Source: Women’s Media Center, “The Status of Women in the U.S. Media 2017”

“There’s a culture within newsrooms that has not changed, and it’s a problem,” Somani says. “Women tell me they’re always working to make sure they don’t come off as an ‘angry black woman.’ They don’t want to be seen as too strong or too brash.”

But attitudes are changing with an influx of millennial-generation talent that has no shortage of ambition. “This is an empowered generation that knows the law, knows their rights, and knows how hard the previous generation worked to open those doors,” Somani says.

Then and now, having mentors and role models for women who aspire to management positions is crucial.

Barbara Fedida, ABC News’ senior VP of talent and business, is among those who give credit to the late ABC News chief Roone Arledge for responding to pressure from within to make the division more welcoming to women at all levels. CNN’s Entelis was working as a producer for the late ABC News anchor Peter Jennings when Arledge tapped her to serve as a talent-development executive specifically to nurture women and minorities.

Says Fedida, “There was, and still is, a great sorority inside ABC, on air and off air, of the influential women who had made it. They told us, ‘Don’t do it the way we did it; do it your own way.’”

Fox News’ Berg emphasizes that women have prospered in TV news as the job market opened up when Fox News, MSNBC and others joined the Big Three networks and CNN in the 1990s. But success, regardless of gender, is built on a foundation of hard work.

“Building your career is intentional. It doesn’t just happen, you have to do it with intention,” Berg says. “You have to be one of those people that your boss goes to to get things done.”

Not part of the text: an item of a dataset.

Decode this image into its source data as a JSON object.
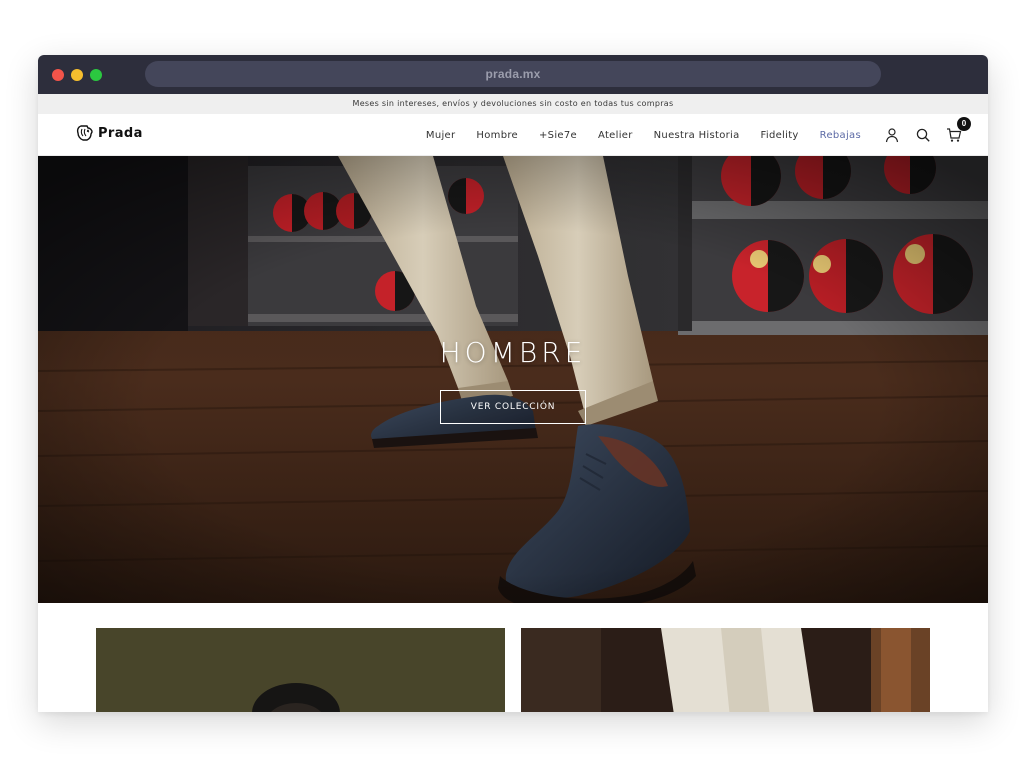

The last bastion of male dominance remains at the level of news-division president.

NBCUniversal broke ground by naming Pat Fili-Krushel head of its NBCUniversal News Group in 2012, and by bringing in British exec Deborah Turness as president of NBC News the next year. Fili-Krushel left in 2015 after a rocky tenure that included the Brian Williams exaggeration scandal and the Ann Curry upheaval at “Today.” Turness, in February, shifted to a new role overseeing NBC News Intl. Both Fili-Krushel and Turness were succeeded by men.

“Why are there no women at the tippy-top of network news organizations?” Entelis posits. “For one thing, we’re talking about five jobs. It takes a while to get there. I think that’s going to be the last barrier to crack.”